So, paradoxically, FuelCell Energy’s coal exhaust experiment will be fueled by natural gas, which is one of the reasons that the Barry plant was selected as the host site. A hybrid coal/natural gas facility, the plant is itself a bellwether of U.S. energy trends. As built in 1954, the station was an all-coal operation, and by 1971 its original two generators had been joined by three more coal-fired units. Then, in 2000, Southern installed five natural-gas-fired units, and in succeeding years, it moved to phase out coal, shutting down one coal unit in 2015 and converting two others to gas.
Another attraction of the Barry plant is that it’s already hosted a demonstration of carbon capture and sequestration [PDF]. In partnership with the DOE, Southern used Mitsubishi Heavy Industries’ amine process to chemically fix the carbon from coal-fired exhaust and then pipe it for storage in an oil field 19 kilometers away. The project, which ran from August 2012 to September 2014, sequestered about 104,000 metric tons of CO2. (Another coal plant, operated by Southern in Kemper, Miss., was supposed to showcase a different method of carbon capture, but last year the company announced that the site would simply switch to natural gas without capturing any of the emissions.)
In a second phase of the project involving ExxonMobil, FuelCell Energy will adapt its technology to decarbonize natural gas exhaust. That will entail a somewhat different process, which the energy giant will help sort out. Tim Barckholtz, an ExxonMobil senior science advisor, says that when his company first heard about FuelCell Energy’s pioneering work in carbon capture, it proposed a collaboration, which began in 2014.
In principle, it’s simpler to capture carbon from natural gas exhaust than from coal exhaust, Barckholtz says. “Gas turbines have half as much CO2 per electron as a coal-fired power plant does, so your job is half as big.”
In practice, though, integrating the fuel cells with any type of power plant brings surprises. “In the stand-alone mode, the carbonate fuel cell is operating in ideal conditions,” Barckholtz explains. “But when you couple it to a big power plant, it’s kind of the tail wagging the dog.” A delicate “balance of plant” must be maintained when working with combined cycles like this. Otherwise, the plant can trip off. Ironing out such issues will occupy ExxonMobil scientists and engineers in the months to come.

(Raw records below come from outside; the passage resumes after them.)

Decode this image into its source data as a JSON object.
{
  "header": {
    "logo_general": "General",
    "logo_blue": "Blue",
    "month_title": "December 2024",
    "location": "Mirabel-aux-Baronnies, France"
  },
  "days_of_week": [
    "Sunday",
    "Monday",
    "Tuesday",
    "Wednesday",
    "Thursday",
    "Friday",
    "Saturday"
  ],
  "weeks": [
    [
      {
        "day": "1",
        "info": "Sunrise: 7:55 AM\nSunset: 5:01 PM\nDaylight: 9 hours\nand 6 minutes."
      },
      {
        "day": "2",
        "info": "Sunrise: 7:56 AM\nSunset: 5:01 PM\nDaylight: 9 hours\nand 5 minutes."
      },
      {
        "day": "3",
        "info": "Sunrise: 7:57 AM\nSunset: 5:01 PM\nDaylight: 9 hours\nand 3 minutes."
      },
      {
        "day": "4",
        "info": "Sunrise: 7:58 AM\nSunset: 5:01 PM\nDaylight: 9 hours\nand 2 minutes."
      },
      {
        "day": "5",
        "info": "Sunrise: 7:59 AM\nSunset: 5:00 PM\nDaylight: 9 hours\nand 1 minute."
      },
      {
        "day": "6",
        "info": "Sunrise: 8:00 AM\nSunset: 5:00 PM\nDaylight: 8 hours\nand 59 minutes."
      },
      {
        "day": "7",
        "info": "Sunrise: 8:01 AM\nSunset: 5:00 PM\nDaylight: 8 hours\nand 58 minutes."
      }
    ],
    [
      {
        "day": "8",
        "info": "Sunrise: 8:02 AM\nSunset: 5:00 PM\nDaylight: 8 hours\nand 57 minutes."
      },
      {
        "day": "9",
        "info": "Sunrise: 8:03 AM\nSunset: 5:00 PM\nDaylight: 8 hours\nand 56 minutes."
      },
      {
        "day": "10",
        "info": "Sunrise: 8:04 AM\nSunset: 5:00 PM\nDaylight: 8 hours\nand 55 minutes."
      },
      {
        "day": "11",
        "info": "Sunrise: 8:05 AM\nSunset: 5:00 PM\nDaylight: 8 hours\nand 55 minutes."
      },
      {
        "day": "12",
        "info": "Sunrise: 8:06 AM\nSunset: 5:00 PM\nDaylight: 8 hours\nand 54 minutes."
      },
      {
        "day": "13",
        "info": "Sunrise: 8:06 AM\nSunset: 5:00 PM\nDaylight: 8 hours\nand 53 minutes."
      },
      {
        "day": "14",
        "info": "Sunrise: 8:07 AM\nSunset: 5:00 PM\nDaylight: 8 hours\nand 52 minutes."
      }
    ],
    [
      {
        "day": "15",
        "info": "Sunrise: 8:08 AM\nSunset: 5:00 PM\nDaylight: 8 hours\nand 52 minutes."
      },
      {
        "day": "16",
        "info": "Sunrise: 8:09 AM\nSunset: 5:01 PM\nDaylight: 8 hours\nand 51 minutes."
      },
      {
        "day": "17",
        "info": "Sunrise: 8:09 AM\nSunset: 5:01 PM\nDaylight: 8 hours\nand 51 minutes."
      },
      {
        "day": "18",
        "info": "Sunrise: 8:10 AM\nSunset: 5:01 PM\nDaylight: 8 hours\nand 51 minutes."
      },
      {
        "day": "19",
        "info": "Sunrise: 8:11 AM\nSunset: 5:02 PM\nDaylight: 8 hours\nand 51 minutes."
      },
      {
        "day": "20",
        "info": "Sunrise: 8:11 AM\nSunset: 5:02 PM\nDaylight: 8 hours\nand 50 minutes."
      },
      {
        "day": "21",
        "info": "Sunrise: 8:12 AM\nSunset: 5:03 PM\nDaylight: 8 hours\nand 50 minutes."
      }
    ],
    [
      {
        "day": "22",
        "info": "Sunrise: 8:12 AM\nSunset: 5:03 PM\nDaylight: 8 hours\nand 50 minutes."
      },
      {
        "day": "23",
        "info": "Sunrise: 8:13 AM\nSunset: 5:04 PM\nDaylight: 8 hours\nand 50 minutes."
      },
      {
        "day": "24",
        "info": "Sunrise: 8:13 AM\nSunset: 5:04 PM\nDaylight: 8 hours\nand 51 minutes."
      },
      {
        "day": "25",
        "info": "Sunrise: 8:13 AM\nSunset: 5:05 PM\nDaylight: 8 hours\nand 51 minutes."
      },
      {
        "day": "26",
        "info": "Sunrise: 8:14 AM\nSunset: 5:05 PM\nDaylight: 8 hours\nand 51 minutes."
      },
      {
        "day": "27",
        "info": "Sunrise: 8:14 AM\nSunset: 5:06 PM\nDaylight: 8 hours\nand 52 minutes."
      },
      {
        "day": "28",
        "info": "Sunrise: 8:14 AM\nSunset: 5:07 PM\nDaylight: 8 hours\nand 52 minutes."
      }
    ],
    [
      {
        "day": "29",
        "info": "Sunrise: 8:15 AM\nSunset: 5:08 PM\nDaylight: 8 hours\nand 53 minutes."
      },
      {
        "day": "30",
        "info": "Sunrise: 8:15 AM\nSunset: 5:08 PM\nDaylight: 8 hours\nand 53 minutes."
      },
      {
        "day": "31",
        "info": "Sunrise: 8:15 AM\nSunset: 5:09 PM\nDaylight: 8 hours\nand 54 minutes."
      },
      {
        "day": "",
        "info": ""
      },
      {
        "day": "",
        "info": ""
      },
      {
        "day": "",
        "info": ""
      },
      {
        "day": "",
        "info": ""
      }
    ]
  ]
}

In the meantime, says FuelCell Energy’s Leo, his company is focused on building the coal exhaust portion of the experiment. When ready for operation in early 2019, the fuel cell system will run for about six months before switching to natural-gas exhaust. If history is any guide, expect incremental developments instead of breakthroughs.

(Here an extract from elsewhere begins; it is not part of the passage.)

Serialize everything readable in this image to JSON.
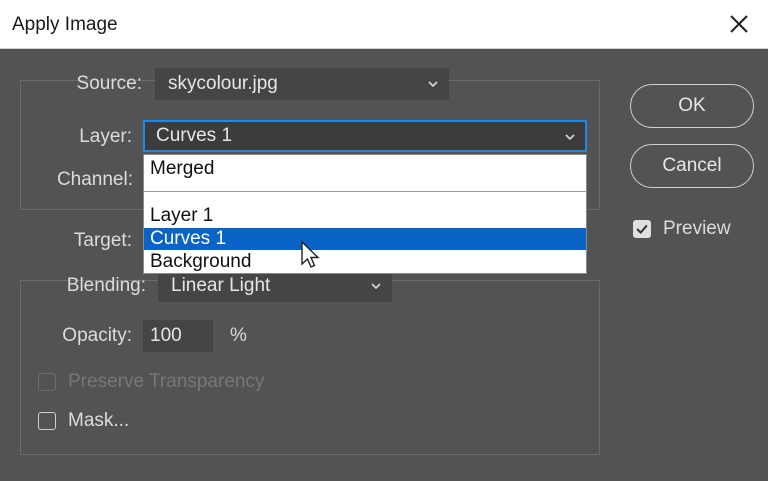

That such a project is taking place at all, though, testifies to a shifting view of electricity that sees climate change and greenhouse gas emissions as unacceptable consequences of business as usual. And that shift is driving interdisciplinary collaborations at the frontier of industrial research.
“When I got into this [project], I had to spend the first six months reteaching myself a whole lot of electrochemistry,” admits Barckholtz, who holds a doctorate in inorganic chemistry. FuelCell Energy and ExxonMobil are each experts in their own fields and accustomed to operating at very different scales. “So putting the two together has really led to some interesting ideas of how to improve and optimize our systems.”
And for companies like FuelCell Energy that have struggled for decades to challenge the cheap-energy-at-all-costs paradigm, that is progress.
This article appears in the June 2018 print issue as “The Carbon-Eating Fuel Cell.”
About the Author
Matthew N. Eisler is a Strathclyde Chancellor’s Fellow and lecturer in history at the University of Strathclyde, in Glasgow. His 2012 book Overpotential: Fuel Cells, Futurism, and the Making of a Power Panacea (Rutgers) explored the long road to commercialize the fuel cell.